San Lorenzo Unified School District’s approximately 1,000 employees will receive a 20% boost in compensation under newly approved or pending two-year agreements between the district and its professional associations.
The district School Board voted unanimously on March 21 to implement an immediate 15% across-the-board raise for teachers, support staff and administrators, retroactive to July 1, 2022, followed by a 5% increase effective July 1, 2023, or its equivalent.
Both the San Lorenzo Chapter 692 of the California School Employees Association, which represents non-certificated employees in a variety of roles, and the San Lorenzo Management Association, which represents administrators, agreed to 5% for 2023-24. The San Lorenzo Education Association, which represents teachers and other certificated employees, negotiated a 4% raise plus a 1% increase in the district’s contribution to employee benefits beginning with the 2023-24 school year. Negotiators for the Service Employees International Union Local 1021, which primarily represents custodial, maintenance and child nutrition employees, tentatively agreed to the 15/5 package, pending ratification by members followed by a board vote on April 4.
For the district’s 465 teachers, the compounded two-year raises will increase salaries — based on years of service and credits of graduate education — from a current overall range of $54,418-107,360 to a new range of $65,084-128,403, plus the increased benefits contribution. For employees represented by the CSEA — using the example of a full-time, mid-level position — pay will increase from a current range of $55,342-67,417 to a new range of $66,825-81,406.
Despite the multimillion-dollar cost of the agreements, no corresponding layoffs are anticipated as the district prepares for the 2023-24 school year.
When contract talks began in September, the stated goal for all parties was to make San Lorenzo school district salaries more competitive with surrounding school districts in order to recruit and retain high-quality employees in a tight labor market for K-12 schools.
Superintendent Daryl Camp, who consulted with the board throughout the six-month process, expressed his appreciation to all involved for their determination to accomplish that.
“I’m proud and thankful that our district has been able to reach agreement with our professional associations,” Camp said. “What we have achieved together puts us in a better position than ever to ensure a supportive learning environment for our students and be able to recruit, attract and retain excellent teachers and other staff to serve our students.”

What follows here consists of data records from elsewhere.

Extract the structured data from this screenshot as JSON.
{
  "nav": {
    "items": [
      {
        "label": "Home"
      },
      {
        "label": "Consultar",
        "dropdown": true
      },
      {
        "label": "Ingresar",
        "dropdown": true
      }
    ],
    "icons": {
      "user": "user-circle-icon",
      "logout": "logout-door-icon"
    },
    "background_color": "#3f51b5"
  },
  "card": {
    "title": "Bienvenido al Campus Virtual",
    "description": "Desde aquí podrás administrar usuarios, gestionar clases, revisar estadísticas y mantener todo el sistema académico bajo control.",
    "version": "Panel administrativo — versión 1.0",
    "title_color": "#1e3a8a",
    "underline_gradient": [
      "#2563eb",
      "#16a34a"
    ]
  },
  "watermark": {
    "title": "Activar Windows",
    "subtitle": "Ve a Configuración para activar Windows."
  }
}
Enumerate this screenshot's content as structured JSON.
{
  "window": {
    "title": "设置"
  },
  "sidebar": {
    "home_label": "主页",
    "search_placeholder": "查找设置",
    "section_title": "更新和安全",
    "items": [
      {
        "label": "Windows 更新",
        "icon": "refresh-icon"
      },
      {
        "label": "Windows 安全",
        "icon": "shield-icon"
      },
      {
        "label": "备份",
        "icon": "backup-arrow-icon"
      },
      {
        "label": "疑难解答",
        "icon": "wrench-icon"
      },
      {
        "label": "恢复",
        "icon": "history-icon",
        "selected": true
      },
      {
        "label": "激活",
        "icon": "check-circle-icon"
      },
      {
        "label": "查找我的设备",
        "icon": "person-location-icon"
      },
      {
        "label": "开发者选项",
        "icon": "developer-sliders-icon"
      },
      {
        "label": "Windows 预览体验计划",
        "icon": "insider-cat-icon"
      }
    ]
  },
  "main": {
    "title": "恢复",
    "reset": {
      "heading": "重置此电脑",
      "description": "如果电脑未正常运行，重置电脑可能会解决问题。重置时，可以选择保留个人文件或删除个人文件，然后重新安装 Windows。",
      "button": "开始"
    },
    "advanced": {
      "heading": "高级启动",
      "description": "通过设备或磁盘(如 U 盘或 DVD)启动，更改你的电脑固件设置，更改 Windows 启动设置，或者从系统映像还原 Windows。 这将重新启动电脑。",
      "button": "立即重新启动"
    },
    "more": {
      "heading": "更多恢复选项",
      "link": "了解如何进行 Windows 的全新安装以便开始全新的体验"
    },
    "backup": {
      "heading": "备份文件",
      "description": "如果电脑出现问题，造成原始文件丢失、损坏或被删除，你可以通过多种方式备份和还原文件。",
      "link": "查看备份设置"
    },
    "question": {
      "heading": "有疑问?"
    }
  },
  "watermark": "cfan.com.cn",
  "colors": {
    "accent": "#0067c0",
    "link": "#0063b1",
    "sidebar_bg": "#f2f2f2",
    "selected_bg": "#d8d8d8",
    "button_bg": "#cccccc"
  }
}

Karen Rosa, president of SLEA, also expressed satisfaction with the outcome on behalf of her members, who include not only teachers but also such roles as nurses, social workers, speech pathologists and librarians.
“This agreement goes a long way and contributes to reducing the vacancies and making us a district that can compete in the job market for all those various education positions,” Rosa said during the March 21 board meeting.